It seems that versions of this game pop up at G2E every few years, often called "cee-lo" or some variant. I've done several math reports for clients on different versions. One fellow even claimed to have a patent on it, but cee-lo actually has its roots in an ancient Chinese dice game named "sz' 'ng luk" (literally, "four, five, six," which is where the English name came from).
Yes, MathExtremist, this is the game we played in the bars around Alaska. I couldn't tell you how many times I made a bunch of money on the pool table but left the bar flat ass broke because of four-five-six. Of, course I didn't know anything about the math in those days. We played ring game style. When we started a game we would all roll the dice to determine the first banker. Whoever rolled the most points got to be the first banker. The banker would then throw an amount of money on the bar. The first fader could take all or part of the bet. If he didn't take all of the bet then the second fader could take all or part of what was left. And so on.

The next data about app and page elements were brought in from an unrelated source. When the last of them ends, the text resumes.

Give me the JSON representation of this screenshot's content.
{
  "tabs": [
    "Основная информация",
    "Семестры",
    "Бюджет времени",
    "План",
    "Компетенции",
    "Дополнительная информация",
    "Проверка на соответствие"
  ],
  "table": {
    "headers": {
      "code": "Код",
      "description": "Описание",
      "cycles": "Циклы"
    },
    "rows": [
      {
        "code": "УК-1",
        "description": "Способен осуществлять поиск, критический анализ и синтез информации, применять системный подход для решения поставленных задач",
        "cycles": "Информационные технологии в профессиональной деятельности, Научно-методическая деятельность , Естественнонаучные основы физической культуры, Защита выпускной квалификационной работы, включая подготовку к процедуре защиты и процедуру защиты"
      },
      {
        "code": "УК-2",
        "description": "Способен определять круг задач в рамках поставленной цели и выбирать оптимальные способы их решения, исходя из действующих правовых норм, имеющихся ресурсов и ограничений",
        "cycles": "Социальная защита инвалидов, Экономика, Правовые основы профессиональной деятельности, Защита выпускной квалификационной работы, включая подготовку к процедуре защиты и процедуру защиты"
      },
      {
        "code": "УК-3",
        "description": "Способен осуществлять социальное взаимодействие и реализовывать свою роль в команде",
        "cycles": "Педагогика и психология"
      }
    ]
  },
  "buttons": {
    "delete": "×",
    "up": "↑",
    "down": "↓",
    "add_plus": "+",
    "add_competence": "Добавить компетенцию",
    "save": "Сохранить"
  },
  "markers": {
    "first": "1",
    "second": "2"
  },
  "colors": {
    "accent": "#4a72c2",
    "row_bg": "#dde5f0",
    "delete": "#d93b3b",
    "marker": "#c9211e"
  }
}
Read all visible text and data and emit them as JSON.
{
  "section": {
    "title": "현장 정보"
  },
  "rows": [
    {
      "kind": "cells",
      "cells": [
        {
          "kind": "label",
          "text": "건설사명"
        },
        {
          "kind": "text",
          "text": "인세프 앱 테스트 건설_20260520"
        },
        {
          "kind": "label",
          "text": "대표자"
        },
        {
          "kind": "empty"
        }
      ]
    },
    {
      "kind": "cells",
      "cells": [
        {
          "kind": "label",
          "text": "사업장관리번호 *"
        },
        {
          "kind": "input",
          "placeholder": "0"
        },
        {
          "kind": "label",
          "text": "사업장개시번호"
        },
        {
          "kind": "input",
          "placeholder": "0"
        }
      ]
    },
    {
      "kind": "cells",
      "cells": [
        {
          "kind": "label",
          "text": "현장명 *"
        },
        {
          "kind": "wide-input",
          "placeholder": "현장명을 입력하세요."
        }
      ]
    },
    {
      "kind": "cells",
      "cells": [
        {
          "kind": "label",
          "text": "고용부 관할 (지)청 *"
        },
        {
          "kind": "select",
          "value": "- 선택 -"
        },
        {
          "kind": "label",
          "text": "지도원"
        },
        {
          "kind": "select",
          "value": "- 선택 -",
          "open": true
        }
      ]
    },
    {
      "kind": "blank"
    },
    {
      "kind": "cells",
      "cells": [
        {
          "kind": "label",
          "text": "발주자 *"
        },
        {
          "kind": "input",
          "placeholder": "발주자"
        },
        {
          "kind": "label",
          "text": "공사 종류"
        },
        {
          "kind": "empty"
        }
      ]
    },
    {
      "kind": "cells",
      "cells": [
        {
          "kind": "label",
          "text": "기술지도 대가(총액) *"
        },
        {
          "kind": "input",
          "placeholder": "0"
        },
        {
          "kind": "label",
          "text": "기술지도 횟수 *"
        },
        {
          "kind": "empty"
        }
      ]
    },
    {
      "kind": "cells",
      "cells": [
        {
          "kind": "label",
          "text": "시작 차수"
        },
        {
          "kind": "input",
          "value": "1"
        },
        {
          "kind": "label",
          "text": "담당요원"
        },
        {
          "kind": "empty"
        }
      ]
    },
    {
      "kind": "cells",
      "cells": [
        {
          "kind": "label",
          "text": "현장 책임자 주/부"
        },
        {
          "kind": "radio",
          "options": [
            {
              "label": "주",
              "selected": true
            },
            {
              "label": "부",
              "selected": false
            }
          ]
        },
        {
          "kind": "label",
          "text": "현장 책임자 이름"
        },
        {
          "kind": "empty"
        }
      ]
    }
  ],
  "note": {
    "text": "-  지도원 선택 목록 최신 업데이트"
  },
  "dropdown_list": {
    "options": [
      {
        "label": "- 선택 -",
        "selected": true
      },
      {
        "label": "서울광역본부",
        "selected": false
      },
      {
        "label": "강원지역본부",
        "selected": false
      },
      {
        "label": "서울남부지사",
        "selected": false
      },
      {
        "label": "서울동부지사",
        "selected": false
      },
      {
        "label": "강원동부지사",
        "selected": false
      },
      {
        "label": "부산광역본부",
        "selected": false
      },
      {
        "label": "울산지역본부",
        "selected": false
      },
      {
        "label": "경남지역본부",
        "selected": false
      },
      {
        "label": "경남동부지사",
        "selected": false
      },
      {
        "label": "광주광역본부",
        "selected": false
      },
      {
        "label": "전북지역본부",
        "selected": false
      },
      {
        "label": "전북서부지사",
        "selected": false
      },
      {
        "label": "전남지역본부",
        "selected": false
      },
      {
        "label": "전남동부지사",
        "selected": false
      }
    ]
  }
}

The banker would take the cup and roll the dice. If he rolled a four-five-six, three of a kind, or a pair and the odd die is a six, then he automatically won. If he rolled a one-two-three, or a pair and the odd die is a one, then he automatically lost. If he rolled a pair and the odd die is a two, three, four, or five, then that was his point. Let's say he made a four. The dice would then go to the first fader. The fader could win by rolling a four-five-six, a three of a kind, or a pair with the odd die being either a five or a six. If he rolled a pair and a four then it was a push. If he rolled a one-two-three, or a pair and the odd die is a one, two or three, then he lost. Then the next fader would roll to try and beat the four. And so on.
The first player to roll a three of a kind got to be the next banker. If you were the banker, and you were winning, you couldn't remove any of the money from the bank, but you had the option of passing the dice before the next come out roll.
Back then we just thought the game was all luck. But I now know something about the math. It looks to me like the banker has the advantage because he gets to roll first and has six more combinations (three of a kind) to automatically win than to automatically lose. Since there are only 108 action rolls that should be about a 5.5% advantage.
If I were to play the game today I think my strategy would be something like only making a nominal bet like $10 when I'm the fader. The object would be to fade with low betting amounts until I become the banker. Then when I get the bank throwing down something like $500 down on the bar. Since you can't remove any money from the bank while you are winning I think I would have to pass the dice after doubling or tripling up, then go back to being a $10 fader, trying to win the bank back again. Does that sound reasonable to you?
If heads I win, tails you lose and lands on an edge we tie (push?)
You can't the "tie" part on the t-shirt.
That definition made a specific case come to mind-- is passing (as opposed to failing) a 1-for-1 a win or a push?
I'd be more specific and say that a push is a registered bet that is resolved without money (or currency equivalent) changing hands.
In something like VP, because you paid in advance, a 1-for-1 is a win, despite the end result being the same. A push would be... nonexistent, I guess? Similarly, you can win with a net less on anything that has a fractional payback.
Look at the case of Video Poker JoB. Money DOES change hands... You ---> Machine ---> You.. In this case one has a fancy tie called 1 FOR 1. Its the exact same in Blackjack with a tie at say 19-19. You ---> Table ---> You, it just that You decide to keep the bet there for the next hand. A transaction has occured. In Video Poker either A.) the coins are returned, or B.) held by the machine until You release them (notwithstanding TITO).
Again, the major difference between a push and No Action is the viability of the bet placed- live or dead.
Slot machines are the Devil's definition of a win. Yes, you won 45 Credits, you also lost 105. Its still a loss, just not a full loss. And it certainly is not a win for profit upon the original wager. I equate this to The Unemployment % announced by the gummint. It does not include those that have abandoned all hope, or never collect Unemployment comp. The object is to paint a positive spin on an otherwise negative outcome (dare we EVER have a negative IMAGE or PERCEPTION !, and damn the tangible evidence !)
You can't the "tie" part on the t-shirt.
Maybe put on the inside ?
(I've only seen a tie a few times, and it makes sense that you don't usually see the inside of a tee shirt, also)